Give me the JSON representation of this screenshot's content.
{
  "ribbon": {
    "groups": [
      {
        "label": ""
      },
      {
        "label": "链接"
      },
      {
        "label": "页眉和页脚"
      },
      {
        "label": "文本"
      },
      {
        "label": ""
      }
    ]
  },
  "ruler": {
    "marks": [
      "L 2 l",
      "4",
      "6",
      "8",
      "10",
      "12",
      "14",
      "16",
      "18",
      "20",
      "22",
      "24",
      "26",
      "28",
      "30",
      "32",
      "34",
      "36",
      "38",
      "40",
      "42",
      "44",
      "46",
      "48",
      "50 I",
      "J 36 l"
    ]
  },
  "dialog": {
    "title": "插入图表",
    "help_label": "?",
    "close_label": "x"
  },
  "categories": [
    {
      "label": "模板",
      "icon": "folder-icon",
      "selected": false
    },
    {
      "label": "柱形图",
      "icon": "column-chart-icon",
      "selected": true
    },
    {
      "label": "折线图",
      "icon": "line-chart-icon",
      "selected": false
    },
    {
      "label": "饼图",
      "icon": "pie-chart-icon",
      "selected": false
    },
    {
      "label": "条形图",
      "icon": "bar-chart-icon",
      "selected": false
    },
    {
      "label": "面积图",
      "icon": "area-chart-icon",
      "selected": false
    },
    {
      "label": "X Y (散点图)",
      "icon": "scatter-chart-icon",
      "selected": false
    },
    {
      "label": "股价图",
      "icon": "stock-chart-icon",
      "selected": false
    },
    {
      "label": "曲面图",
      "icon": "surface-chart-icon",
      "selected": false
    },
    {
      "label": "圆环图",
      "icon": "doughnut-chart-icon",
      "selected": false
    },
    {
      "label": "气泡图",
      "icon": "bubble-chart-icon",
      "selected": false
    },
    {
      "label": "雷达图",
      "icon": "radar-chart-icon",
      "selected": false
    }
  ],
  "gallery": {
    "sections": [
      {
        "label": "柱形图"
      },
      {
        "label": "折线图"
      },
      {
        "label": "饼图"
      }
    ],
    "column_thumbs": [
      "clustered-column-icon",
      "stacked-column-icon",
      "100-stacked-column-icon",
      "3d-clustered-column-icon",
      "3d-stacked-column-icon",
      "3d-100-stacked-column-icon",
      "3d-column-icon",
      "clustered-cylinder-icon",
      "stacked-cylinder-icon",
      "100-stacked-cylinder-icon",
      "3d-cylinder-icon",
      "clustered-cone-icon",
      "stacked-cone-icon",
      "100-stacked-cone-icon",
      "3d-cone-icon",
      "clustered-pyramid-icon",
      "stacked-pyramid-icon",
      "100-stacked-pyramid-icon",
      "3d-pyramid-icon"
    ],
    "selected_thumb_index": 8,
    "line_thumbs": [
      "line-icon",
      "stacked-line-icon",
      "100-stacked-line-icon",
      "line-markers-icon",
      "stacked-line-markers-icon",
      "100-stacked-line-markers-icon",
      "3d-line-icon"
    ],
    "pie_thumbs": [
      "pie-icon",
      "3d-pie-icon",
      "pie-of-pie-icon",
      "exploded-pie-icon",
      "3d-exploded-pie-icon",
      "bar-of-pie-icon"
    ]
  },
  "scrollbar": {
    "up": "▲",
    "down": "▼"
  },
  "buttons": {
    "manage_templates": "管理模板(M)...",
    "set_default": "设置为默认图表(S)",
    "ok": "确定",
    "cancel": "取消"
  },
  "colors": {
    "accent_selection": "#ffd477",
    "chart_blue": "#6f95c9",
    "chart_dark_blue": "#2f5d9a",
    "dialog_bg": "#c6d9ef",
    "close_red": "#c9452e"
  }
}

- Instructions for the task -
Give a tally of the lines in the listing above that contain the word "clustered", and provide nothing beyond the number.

- Answer area -
5